After we complete the reading of Julius Caesar, I usually give my students an opinion question.
They must persuade me to feel the way that they do on this question.
My topic is usually one of these two.
Is Brutus a villian or a victim? Support your answer fully including quotes that lead you to this
Would Julius Caesar have been a good king? Support your answer fully including quotes that lead you to
this opinion. Use any notes that you have taken in class.
Then, we brainstorm together certain ideas on the board. What makes a good king? What is a victim? Characteristics
of Brutus and Caesar. Expectations of friendship...
Paragraph one is always our thesis statement.
I usually model this for them.
Brutus was a victim of his own honor.
Julius Caesar would not have been a good king.
Then, we begin our support with a concrete detail explaining ONLY our opinion.
Cassius used Brutus' conversation on February 15 to convince him to join the conspiracy.
"Do you fear it, Brutus?"
Then, they must continue to give examples that support this detail. We call this elaboration.
This should contain approximately four or five support sentences including quotes.
Repeat this for paragraph three. Give one more concrete detail and quote. Then, add four
or five more support sentences.
If you are into the five paragraph essay, this can be repeated for a fourth paragraph.
The last paragraph should be the summary of why you feel the way that you do. The persuasion
can be achieved through the choice of quotes, support, concrete details, and transitional devices.
I use this for all the novels, plays, and short stories that we read in class. I vary it occasionally
to be a comparison and contrast essay.
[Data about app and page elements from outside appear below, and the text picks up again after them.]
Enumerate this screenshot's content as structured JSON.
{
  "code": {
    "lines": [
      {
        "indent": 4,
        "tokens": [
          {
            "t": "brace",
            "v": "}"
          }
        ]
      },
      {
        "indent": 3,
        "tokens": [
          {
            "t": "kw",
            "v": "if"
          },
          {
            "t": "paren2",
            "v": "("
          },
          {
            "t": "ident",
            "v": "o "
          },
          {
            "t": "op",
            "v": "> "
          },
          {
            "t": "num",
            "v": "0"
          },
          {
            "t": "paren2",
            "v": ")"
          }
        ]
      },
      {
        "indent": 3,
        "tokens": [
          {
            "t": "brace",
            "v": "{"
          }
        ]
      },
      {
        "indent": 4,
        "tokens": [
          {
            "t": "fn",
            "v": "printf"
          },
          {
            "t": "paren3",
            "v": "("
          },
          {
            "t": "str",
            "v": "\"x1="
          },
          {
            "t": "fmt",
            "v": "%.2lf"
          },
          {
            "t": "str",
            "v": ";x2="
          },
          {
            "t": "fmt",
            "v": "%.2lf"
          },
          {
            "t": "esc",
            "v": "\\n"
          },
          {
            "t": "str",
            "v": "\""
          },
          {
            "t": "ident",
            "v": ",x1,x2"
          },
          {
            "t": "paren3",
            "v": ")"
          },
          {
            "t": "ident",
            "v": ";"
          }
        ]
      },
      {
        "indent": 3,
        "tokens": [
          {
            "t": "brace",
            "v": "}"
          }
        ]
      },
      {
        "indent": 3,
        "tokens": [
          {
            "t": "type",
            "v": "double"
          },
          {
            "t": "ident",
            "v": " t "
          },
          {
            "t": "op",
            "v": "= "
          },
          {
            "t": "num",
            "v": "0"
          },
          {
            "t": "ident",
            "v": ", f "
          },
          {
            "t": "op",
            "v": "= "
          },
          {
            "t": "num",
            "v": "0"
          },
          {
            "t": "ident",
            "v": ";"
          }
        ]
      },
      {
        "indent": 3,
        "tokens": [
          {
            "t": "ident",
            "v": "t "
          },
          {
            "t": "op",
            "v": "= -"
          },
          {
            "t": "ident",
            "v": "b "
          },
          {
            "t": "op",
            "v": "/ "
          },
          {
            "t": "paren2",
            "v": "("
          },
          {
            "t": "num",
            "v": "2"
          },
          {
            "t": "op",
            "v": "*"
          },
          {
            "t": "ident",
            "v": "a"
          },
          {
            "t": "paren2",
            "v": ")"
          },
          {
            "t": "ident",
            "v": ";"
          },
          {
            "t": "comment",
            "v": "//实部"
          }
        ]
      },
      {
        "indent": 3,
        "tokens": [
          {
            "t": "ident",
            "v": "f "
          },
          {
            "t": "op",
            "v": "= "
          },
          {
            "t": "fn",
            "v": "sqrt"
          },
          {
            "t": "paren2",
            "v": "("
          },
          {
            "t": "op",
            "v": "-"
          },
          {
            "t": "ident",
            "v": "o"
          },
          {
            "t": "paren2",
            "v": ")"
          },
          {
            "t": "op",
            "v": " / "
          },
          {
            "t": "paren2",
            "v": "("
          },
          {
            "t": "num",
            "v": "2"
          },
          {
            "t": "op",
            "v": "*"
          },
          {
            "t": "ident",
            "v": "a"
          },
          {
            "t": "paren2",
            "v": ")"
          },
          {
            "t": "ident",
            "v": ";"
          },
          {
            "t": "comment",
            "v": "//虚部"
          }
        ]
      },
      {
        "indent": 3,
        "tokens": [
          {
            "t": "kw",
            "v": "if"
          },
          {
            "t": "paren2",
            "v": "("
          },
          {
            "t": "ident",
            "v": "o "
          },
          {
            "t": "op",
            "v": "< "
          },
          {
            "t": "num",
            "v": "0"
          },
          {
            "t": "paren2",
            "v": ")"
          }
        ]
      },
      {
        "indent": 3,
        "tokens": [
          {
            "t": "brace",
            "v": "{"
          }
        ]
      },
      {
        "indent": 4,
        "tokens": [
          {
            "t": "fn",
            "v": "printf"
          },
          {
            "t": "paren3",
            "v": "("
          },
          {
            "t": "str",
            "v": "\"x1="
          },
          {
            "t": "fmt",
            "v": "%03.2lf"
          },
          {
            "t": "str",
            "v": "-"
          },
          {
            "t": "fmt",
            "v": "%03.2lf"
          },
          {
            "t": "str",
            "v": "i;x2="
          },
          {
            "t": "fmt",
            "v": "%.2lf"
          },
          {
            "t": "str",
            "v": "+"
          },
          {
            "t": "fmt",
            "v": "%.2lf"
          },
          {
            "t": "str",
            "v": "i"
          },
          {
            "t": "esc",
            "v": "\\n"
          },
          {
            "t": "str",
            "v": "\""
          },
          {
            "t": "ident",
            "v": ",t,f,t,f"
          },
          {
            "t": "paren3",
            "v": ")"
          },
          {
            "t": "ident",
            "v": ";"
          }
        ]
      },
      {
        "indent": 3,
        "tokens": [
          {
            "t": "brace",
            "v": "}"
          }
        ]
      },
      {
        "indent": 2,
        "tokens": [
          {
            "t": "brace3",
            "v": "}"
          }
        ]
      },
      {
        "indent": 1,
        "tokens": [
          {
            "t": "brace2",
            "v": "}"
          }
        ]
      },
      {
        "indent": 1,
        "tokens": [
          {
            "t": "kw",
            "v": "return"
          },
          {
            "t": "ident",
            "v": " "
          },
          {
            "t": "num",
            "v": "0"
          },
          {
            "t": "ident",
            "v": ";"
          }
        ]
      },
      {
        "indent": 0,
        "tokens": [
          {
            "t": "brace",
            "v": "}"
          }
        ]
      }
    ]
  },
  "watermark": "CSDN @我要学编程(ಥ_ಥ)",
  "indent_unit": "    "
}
This is easily achieved through taking the four paragraph structure
and using it to be Thesis, Comparisons, Contrasts, Conclusion.
Hope it helps: